“Sitting across a conference-room table in Newport News and talking with Bruce Smith, I thought to myself, I never in my wildest dreams two years ago when we started this project thought that I’d be talking with Bruce Smith. We drove five hours one way to talk to him for 30 minutes and then drove five hours back. But it was definitely worth it,” Valluzzo said.
A note at the beginning of the movie informs viewers that Kotz and Valluzzo began editing “Hokie Nation” on April 14, 2007. Two days later, a shooting on the Virginia Tech campus claimed the lives of 33 Tech students and faculty members.
“I remember sitting in front of the computer on April 14 and turning to Sean and saying, Oh, my gosh, we’re going to actually start editing this thing. We had spent almost a month getting all the footage into the computer to prep for editing. And obviously, the events unfolded just a couple of days later, and just put the brakes on the project, for so many reasons other than just trying to figure out what to do with that event and how it affected the Hokie Nation,” Valluzzo said.
The two talked about what to do with their movie in the wake of the shootings.
“It was something that we really struggled with as filmmakers. We got a lot of filmmaker friends from outside the area that said, This is a really big part of the story, and that kind of thing,” Valluzzo said.
In the end, the filmmakers decided to forge ahead with their project as-is, so to speak.
“While it was a tragic event, and a very historical event in the history of Virginia Tech, we felt that our original vision of the film was to let Hokie fans kind of define themselves and help define the Hokie Nation. And we felt that including April 16th in this documentary – I don’t think we wanted the actions of one person to define what the Hokie Nation was. We wanted the hundreds of Hokies that we spoke to and the dozens of players and coaches that we spoke to, we wanted those people to be the voice of Hokie Nation,” Valluzzo said.
“What the nation saw with the community getting together, and the friendship and camaraderie and just the pure passion for standing together as Hokies, those are things that we had been filming for 18 months prior to April 16th. And we just felt that what we had in the can was what we wanted to represent,” Valluzzo said.
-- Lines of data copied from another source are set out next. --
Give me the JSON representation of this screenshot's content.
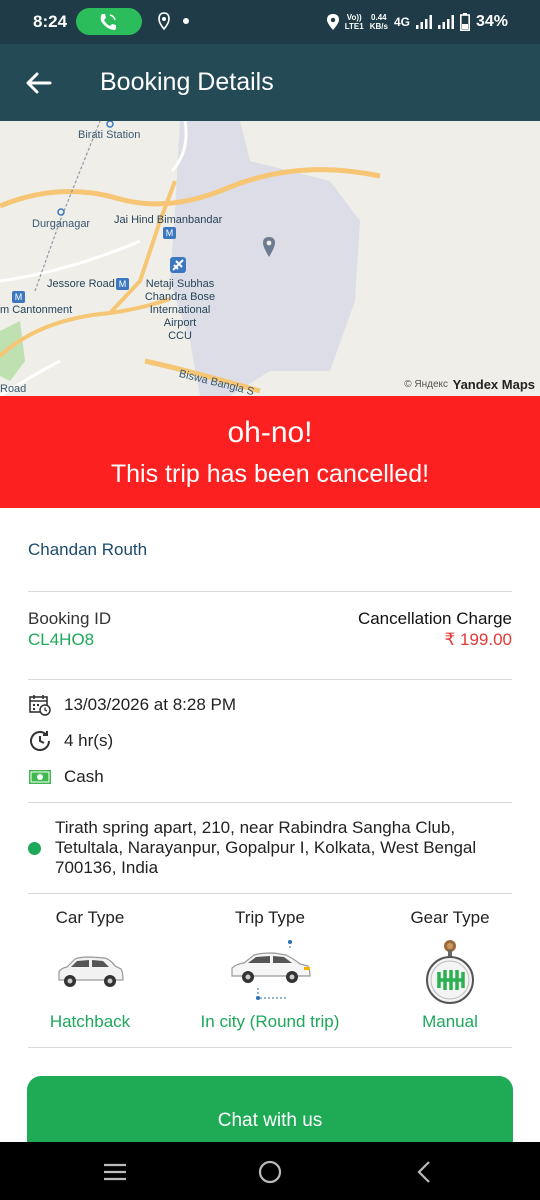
{
  "status_bar": {
    "time": "8:24",
    "network_top": "Vo))",
    "network_bottom": "LTE1",
    "speed_top": "0.44",
    "speed_bottom": "KB/s",
    "network_type": "4G",
    "battery": "34%"
  },
  "app_bar": {
    "title": "Booking Details"
  },
  "map": {
    "labels": {
      "birati": "Birati Station",
      "durganagar": "Durganagar",
      "jaihind": "Jai Hind Bimanbandar",
      "jessore": "Jessore Road",
      "cantonment": "m Cantonment",
      "airport_line1": "Netaji Subhas",
      "airport_line2": "Chandra Bose",
      "airport_line3": "International",
      "airport_line4": "Airport",
      "airport_line5": "CCU",
      "biswa": "Biswa Bangla S",
      "road": "Road"
    },
    "copyright": "© Яндекс",
    "brand": "Yandex Maps"
  },
  "banner": {
    "title": "oh-no!",
    "message": "This trip has been cancelled!"
  },
  "driver": {
    "name": "Chandan Routh"
  },
  "booking": {
    "id_label": "Booking ID",
    "id_value": "CL4HO8",
    "charge_label": "Cancellation Charge",
    "charge_value": "₹ 199.00"
  },
  "details": {
    "datetime": "13/03/2026 at 8:28 PM",
    "duration": "4 hr(s)",
    "payment": "Cash"
  },
  "address": "Tirath spring apart, 210, near Rabindra Sangha Club, Tetultala, Narayanpur, Gopalpur I, Kolkata, West Bengal 700136, India",
  "types": {
    "car_label": "Car Type",
    "car_value": "Hatchback",
    "trip_label": "Trip Type",
    "trip_value": "In city (Round trip)",
    "gear_label": "Gear Type",
    "gear_value": "Manual"
  },
  "chat_button": "Chat with us",
  "colors": {
    "accent_green": "#1da85a",
    "banner_red": "#fc2020",
    "app_bar": "#244a56"
  }
}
“Unfortunately, April 16th proved that. Obviously, we wish we didn’t have to have that kind of event to prove what we were shooting on film was something that was already occurring. But the Hokie Nation spirit is alive and well, and I think the nation saw that shortly after April 16,” Valluzzo said.
I didn’t really hate the movie.
OK, maybe …
Well, I did have to decompress after watching it. So I went to the message board at TheSabre.com and scanned the pages for anything derogatory about Virginia Tech that I could find.
And then I had to admit something to myself. There’s some jealousy involved. Because it hasn’t been that long since the UVa. and Virginia Tech football programs were on something of an even keel.
“If you’re a football fan, and you pay attention to what happens, you saw the evolution of a club at a time when it was hard to evolve,” Kotz said. “They got good at just the right time – with the explosion of ESPN and entrance into the Big East. And for the fans, it was almost like we were waiting for it. And the moment that we started to get that recognition, boy, we just ate it up. And there was no turning back.”
Jealousy, then, was rearing its head as I watched the closing credits. Not to mention not a small amount of envy.
“We’re not joking when we say the best darned fans in college football. I mean, there’s a lot of great fans. I won’t say that there aren’t comparable groups. But this group travels. This group loves its team. Win or lose, we’re going to be there,” Kotz said.
Chris Graham is the executive editor of The SportsDominion.